“Planners are used to calling the shots, so they may default to assigning tasks for international colleagues to follow suit. However, when planning international meetings, planners must be much more thoughtful,” Miles says. “Planners have to take the time to connect with the local team early on in the process to set and manage expectations and to understand what they expect of the planner, too.”
One common mistake planners make is assuming that everything that comes “standard” in the U.S. is standard in the country where a meeting is being planned.
“I remember planning a meeting in Spain and finding out onsite that house phones were not standard in the hotel meeting rooms,” Miles says. “That was a costly and inconvenient mistake that yielded five days of running around the hotel to notify staff of my needs, and alternatively using my mobile phone to make calls and send texts for every single request. Needless to say, for the Hong Kong meeting the following month, we rented two-way radios.”
McIntosh says planners may not factor in a contingency for currency fluctuation, and they may assume audio-visual equipment will be compatible with U.S. equipment. Other missteps include not filling out the proper paperwork for customs or not allowing enough time or money for shipping.
Says Nelson, “If you anticipate shipping extensive materials and/or products to the meeting destination, then it’s a huge mistake not to hire a shipping/forwarding company who will take charge and ensure everything goes through customs without issue.”
Failure to do this can result in materials being impounded or held up for several days to clear customs. It is especially important to provide this information to potential exhibitors who could be shipping large amounts of materials and booths.
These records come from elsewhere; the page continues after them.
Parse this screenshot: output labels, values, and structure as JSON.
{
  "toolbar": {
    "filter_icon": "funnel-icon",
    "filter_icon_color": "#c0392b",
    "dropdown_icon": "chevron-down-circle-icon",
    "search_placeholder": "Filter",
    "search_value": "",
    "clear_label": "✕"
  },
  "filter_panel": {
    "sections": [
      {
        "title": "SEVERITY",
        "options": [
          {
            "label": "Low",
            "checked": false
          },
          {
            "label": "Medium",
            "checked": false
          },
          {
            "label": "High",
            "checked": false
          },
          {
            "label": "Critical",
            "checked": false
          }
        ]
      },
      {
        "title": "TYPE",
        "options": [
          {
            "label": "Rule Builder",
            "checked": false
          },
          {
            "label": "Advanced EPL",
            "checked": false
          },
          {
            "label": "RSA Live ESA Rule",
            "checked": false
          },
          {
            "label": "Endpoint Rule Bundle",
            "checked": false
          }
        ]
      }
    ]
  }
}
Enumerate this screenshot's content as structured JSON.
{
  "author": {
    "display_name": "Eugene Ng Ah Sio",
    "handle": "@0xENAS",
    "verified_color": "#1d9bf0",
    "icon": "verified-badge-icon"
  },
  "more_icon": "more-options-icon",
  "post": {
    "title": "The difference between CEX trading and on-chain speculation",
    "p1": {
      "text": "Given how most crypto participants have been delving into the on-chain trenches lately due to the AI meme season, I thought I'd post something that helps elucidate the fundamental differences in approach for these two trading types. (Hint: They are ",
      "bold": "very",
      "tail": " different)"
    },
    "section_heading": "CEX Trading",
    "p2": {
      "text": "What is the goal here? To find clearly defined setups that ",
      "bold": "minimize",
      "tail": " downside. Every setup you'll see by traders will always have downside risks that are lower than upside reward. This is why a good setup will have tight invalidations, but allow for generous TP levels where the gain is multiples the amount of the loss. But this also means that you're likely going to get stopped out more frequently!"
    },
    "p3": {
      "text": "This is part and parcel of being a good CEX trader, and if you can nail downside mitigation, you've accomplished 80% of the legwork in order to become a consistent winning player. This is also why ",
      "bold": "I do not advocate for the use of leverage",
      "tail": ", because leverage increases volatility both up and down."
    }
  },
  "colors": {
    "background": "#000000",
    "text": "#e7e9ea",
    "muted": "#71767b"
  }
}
To help make international meeting and event planning a smooth process, experts stress the importance of having a strong DMC partner. At Luxpitality, Bitterman relies heavily on their DMC division to provide not only knowledge and resources overseas, but also boots on the ground in the locations where they plan international meetings.
“The value of being able to tap into the expertise of locals when dealing with the logistics of transportation, planning offsite events or even making restaurant recommendations is off the charts,” Bitterman says.
Finally, it’s imperative to help attendees realize that they too have a personal, vested interest in remaining compliant with the rules and regulations of the country where the meeting is being held.
“Meeting planners don’t want to suck all the fun out of the international meeting, but the reality is that in both the financial and insurance sectors, there is a fair amount of regulatory red tape, and it varies country to country,” Bitterman says. “Making attendees aware of what the rules are is not enough — they should also be made aware of what the repercussions of falling out of compliance are both for their company and for them personally.” I&FMM
Local destination management companies and tourism bureaus in the region a planner is choosing to hold a meeting can be invaluable for providing information about the local holidays, hotels, transportation, etc. Here are more sources: